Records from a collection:
_____

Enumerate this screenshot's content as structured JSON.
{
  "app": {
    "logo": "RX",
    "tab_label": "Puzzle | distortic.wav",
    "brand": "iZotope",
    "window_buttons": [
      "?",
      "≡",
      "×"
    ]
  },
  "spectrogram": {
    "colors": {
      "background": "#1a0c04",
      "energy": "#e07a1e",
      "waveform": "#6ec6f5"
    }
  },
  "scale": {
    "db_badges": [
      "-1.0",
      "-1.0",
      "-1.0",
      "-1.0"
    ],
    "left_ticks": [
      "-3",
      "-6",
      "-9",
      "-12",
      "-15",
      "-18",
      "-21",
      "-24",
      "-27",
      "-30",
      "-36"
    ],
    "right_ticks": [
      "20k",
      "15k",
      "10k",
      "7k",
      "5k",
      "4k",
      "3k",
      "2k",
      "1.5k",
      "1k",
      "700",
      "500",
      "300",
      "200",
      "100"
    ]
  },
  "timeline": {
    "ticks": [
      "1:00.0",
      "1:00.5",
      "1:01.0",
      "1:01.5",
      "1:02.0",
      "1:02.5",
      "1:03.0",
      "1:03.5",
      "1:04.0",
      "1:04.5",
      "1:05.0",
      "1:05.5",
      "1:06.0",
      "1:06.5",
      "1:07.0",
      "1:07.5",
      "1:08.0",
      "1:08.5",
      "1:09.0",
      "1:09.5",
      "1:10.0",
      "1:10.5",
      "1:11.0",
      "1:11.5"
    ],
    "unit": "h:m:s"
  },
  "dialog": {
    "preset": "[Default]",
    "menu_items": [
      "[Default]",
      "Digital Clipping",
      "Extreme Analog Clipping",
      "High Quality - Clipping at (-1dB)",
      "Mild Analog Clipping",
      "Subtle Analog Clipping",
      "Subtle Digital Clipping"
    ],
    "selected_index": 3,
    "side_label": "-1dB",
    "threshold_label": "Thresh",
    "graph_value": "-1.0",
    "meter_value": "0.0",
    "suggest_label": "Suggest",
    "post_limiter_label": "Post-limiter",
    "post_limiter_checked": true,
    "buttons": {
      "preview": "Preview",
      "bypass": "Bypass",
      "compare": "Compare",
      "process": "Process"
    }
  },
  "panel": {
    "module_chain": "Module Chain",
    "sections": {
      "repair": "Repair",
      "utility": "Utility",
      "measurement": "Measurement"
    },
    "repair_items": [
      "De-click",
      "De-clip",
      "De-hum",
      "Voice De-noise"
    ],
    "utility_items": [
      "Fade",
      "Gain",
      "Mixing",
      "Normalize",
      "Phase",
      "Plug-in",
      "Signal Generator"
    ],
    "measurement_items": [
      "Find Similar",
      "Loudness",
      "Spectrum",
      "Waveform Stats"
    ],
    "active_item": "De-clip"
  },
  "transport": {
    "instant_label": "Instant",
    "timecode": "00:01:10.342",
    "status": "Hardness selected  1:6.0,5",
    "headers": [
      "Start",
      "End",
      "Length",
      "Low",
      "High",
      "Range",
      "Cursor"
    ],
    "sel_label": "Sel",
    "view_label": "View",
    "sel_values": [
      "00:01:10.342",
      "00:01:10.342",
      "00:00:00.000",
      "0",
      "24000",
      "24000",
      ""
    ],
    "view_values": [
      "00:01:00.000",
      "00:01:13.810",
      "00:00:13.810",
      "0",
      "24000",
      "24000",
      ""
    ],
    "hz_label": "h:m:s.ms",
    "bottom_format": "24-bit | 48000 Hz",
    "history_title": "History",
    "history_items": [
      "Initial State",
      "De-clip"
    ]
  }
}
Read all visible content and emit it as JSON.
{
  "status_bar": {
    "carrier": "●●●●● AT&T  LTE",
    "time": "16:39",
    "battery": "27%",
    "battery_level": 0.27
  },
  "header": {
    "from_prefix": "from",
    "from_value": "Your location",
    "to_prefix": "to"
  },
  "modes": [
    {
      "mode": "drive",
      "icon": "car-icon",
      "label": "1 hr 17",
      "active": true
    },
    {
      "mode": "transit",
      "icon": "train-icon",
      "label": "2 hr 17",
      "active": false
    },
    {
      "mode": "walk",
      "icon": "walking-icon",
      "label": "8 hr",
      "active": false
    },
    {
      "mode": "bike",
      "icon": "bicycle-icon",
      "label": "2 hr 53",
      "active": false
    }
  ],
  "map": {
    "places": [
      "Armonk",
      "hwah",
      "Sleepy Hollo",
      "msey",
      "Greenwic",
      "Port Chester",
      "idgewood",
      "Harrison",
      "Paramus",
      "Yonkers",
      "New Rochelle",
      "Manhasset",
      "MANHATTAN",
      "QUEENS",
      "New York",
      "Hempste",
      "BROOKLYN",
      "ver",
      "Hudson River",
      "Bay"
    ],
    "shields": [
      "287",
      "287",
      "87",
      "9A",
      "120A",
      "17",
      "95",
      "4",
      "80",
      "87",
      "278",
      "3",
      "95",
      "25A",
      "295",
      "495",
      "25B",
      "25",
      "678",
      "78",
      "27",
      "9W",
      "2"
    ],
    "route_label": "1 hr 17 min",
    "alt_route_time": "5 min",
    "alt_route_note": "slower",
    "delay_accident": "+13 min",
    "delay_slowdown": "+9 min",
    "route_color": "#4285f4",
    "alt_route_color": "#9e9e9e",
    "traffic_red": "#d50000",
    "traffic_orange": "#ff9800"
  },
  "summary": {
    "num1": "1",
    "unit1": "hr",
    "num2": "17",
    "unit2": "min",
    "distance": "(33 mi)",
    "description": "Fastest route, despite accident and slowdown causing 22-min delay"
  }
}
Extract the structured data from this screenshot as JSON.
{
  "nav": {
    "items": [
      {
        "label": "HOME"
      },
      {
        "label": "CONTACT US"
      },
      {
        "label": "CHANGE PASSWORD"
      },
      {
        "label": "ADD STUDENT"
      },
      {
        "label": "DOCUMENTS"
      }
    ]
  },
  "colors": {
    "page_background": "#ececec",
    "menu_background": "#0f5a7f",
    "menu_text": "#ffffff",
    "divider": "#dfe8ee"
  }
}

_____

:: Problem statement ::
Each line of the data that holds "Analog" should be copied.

:: Answer to the problem ::
      "Extreme Analog Clipping",
      "Mild Analog Clipping",
      "Subtle Analog Clipping",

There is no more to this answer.